Problem details:
Find the lines of data that contain the string "export", then list them.

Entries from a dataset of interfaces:
• • • • • • •

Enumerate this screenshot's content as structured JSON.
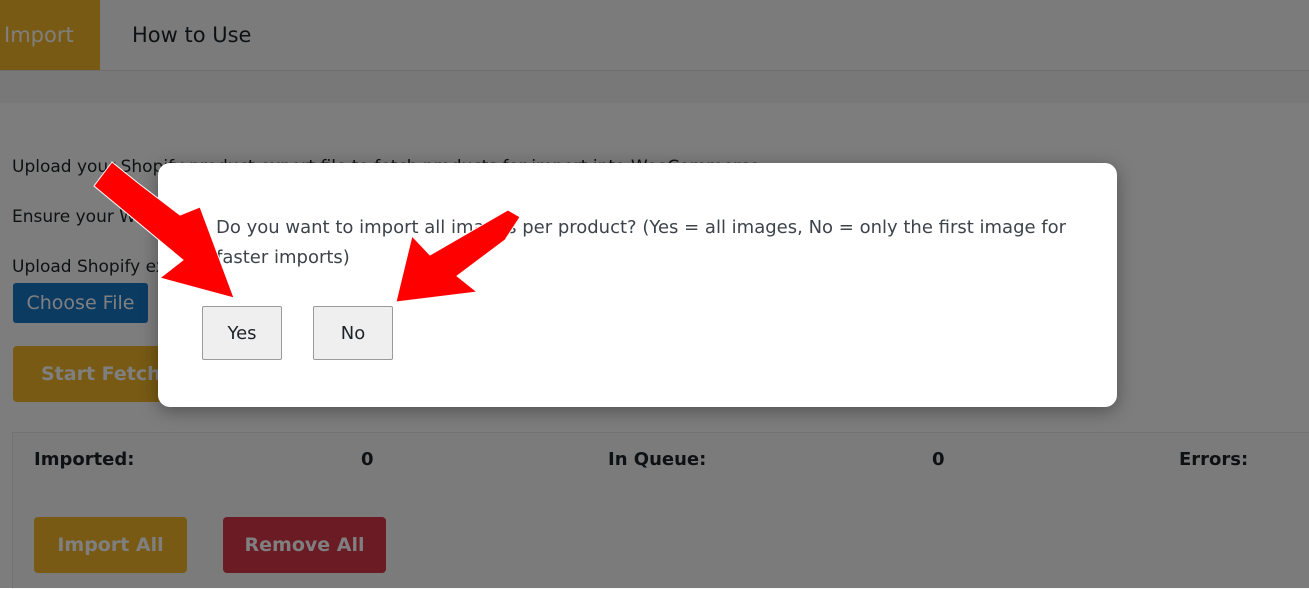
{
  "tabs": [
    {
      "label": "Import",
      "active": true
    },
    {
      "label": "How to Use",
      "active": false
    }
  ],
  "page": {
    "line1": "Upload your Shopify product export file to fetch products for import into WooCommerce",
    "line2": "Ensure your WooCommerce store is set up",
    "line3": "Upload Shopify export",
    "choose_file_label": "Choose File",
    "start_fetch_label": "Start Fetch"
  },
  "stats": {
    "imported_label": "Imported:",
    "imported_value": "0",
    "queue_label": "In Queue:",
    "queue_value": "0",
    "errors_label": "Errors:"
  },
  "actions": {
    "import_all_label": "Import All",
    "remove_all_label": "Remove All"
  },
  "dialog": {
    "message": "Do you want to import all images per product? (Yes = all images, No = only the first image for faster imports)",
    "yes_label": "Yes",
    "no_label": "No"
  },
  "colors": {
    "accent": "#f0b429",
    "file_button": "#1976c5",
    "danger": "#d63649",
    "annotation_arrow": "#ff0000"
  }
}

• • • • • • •

Worked solution:
    "line1": "Upload your Shopify product export file to fetch products for import into WooCommerce",
    "line3": "Upload Shopify export",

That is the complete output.